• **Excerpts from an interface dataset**
◇ ◇ ◇ ◇ ◇ ◇ ◇
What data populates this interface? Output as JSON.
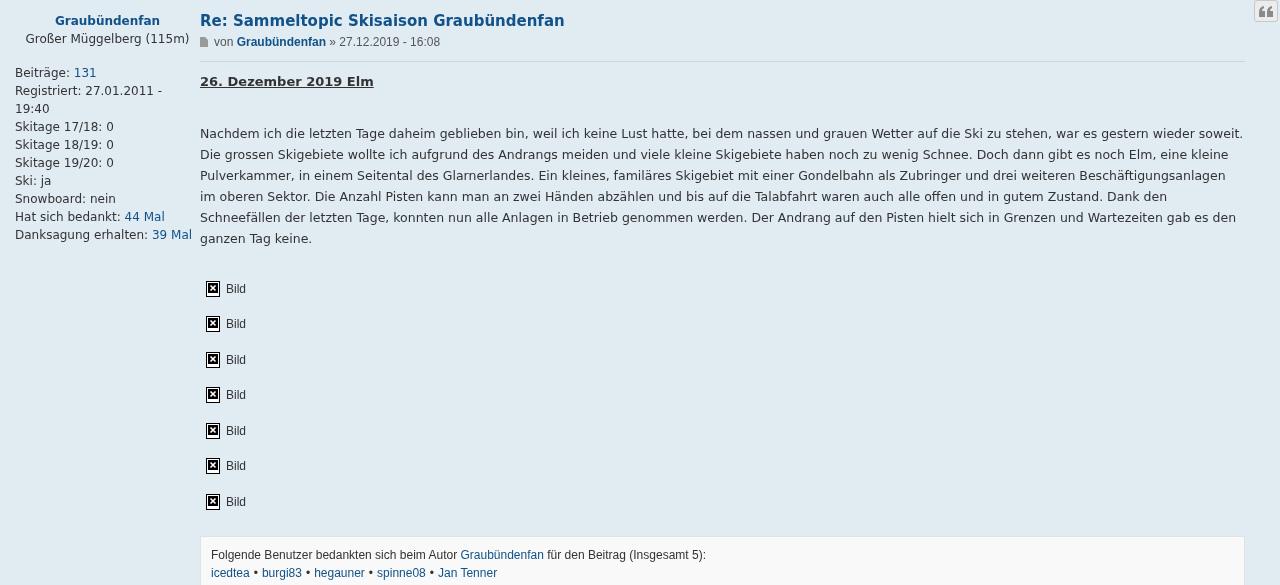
{
  "profile": {
    "username": "Graubündenfan",
    "rank": "Großer Müggelberg (115m)",
    "fields": [
      {
        "label": "Beiträge:",
        "value": "131",
        "kind": "link"
      },
      {
        "label": "Registriert:",
        "value": "27.01.2011 - 19:40",
        "kind": "text"
      },
      {
        "label": "Skitage 17/18:",
        "value": "0",
        "kind": "text"
      },
      {
        "label": "Skitage 18/19:",
        "value": "0",
        "kind": "text"
      },
      {
        "label": "Skitage 19/20:",
        "value": "0",
        "kind": "text"
      },
      {
        "label": "Ski:",
        "value": "ja",
        "kind": "text"
      },
      {
        "label": "Snowboard:",
        "value": "nein",
        "kind": "text"
      },
      {
        "label": "Hat sich bedankt:",
        "value": "44 Mal",
        "kind": "link"
      },
      {
        "label": "Danksagung erhalten:",
        "value": "39 Mal",
        "kind": "link"
      }
    ]
  },
  "post": {
    "title": "Re: Sammeltopic Skisaison Graubündenfan",
    "by": "von",
    "author": "Graubündenfan",
    "date": "» 27.12.2019 - 16:08",
    "heading": "26. Dezember 2019 Elm",
    "body": "Nachdem ich die letzten Tage daheim geblieben bin, weil ich keine Lust hatte, bei dem nassen und grauen Wetter auf die Ski zu stehen, war es gestern wieder soweit. Die grossen Skigebiete wollte ich aufgrund des Andrangs meiden und viele kleine Skigebiete haben noch zu wenig Schnee. Doch dann gibt es noch Elm, eine kleine Pulverkammer, in einem Seitental des Glarnerlandes. Ein kleines, familäres Skigebiet mit einer Gondelbahn als Zubringer und drei weiteren Beschäftigungsanlagen im oberen Sektor. Die Anzahl Pisten kann man an zwei Händen abzählen und bis auf die Talabfahrt waren auch alle offen und in gutem Zustand. Dank den Schneefällen der letzten Tage, konnten nun alle Anlagen in Betrieb genommen werden. Der Andrang auf den Pisten hielt sich in Grenzen und Wartezeiten gab es den ganzen Tag keine.",
    "images": [
      "Bild",
      "Bild",
      "Bild",
      "Bild",
      "Bild",
      "Bild",
      "Bild"
    ]
  },
  "thanks": {
    "before": "Folgende Benutzer bedankten sich beim Autor",
    "author": "Graubündenfan",
    "after": "für den Beitrag (Insgesamt 5):",
    "users": [
      "icedtea",
      "burgi83",
      "hegauner",
      "spinne08",
      "Jan Tenner"
    ],
    "separator": "•"
  }
}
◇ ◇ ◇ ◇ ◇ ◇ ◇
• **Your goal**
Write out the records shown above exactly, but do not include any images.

• **Result of the exercise**
What data populates this interface? Output as JSON.
{
  "profile": {
    "username": "Graubündenfan",
    "rank": "Großer Müggelberg (115m)",
    "fields": [
      {
        "label": "Beiträge:",
        "value": "131",
        "kind": "link"
      },
      {
        "label": "Registriert:",
        "value": "27.01.2011 - 19:40",
        "kind": "text"
      },
      {
        "label": "Skitage 17/18:",
        "value": "0",
        "kind": "text"
      },
      {
        "label": "Skitage 18/19:",
        "value": "0",
        "kind": "text"
      },
      {
        "label": "Skitage 19/20:",
        "value": "0",
        "kind": "text"
      },
      {
        "label": "Ski:",
        "value": "ja",
        "kind": "text"
      },
      {
        "label": "Snowboard:",
        "value": "nein",
        "kind": "text"
      },
      {
        "label": "Hat sich bedankt:",
        "value": "44 Mal",
        "kind": "link"
      },
      {
        "label": "Danksagung erhalten:",
        "value": "39 Mal",
        "kind": "link"
      }
    ]
  },
  "post": {
    "title": "Re: Sammeltopic Skisaison Graubündenfan",
    "by": "von",
    "author": "Graubündenfan",
    "date": "» 27.12.2019 - 16:08",
    "heading": "26. Dezember 2019 Elm",
    "body": "Nachdem ich die letzten Tage daheim geblieben bin, weil ich keine Lust hatte, bei dem nassen und grauen Wetter auf die Ski zu stehen, war es gestern wieder soweit. Die grossen Skigebiete wollte ich aufgrund des Andrangs meiden und viele kleine Skigebiete haben noch zu wenig Schnee. Doch dann gibt es noch Elm, eine kleine Pulverkammer, in einem Seitental des Glarnerlandes. Ein kleines, familäres Skigebiet mit einer Gondelbahn als Zubringer und drei weiteren Beschäftigungsanlagen im oberen Sektor. Die Anzahl Pisten kann man an zwei Händen abzählen und bis auf die Talabfahrt waren auch alle offen und in gutem Zustand. Dank den Schneefällen der letzten Tage, konnten nun alle Anlagen in Betrieb genommen werden. Der Andrang auf den Pisten hielt sich in Grenzen und Wartezeiten gab es den ganzen Tag keine.",
    "images": [
      "Bild",
      "Bild",
      "Bild",
      "Bild",
      "Bild",
      "Bild",
      "Bild"
    ]
  },
  "thanks": {
    "before": "Folgende Benutzer bedankten sich beim Autor",
    "author": "Graubündenfan",
    "after": "für den Beitrag (Insgesamt 5):",
    "users": [
      "icedtea",
      "burgi83",
      "hegauner",
      "spinne08",
      "Jan Tenner"
    ],
    "separator": "•"
  }
}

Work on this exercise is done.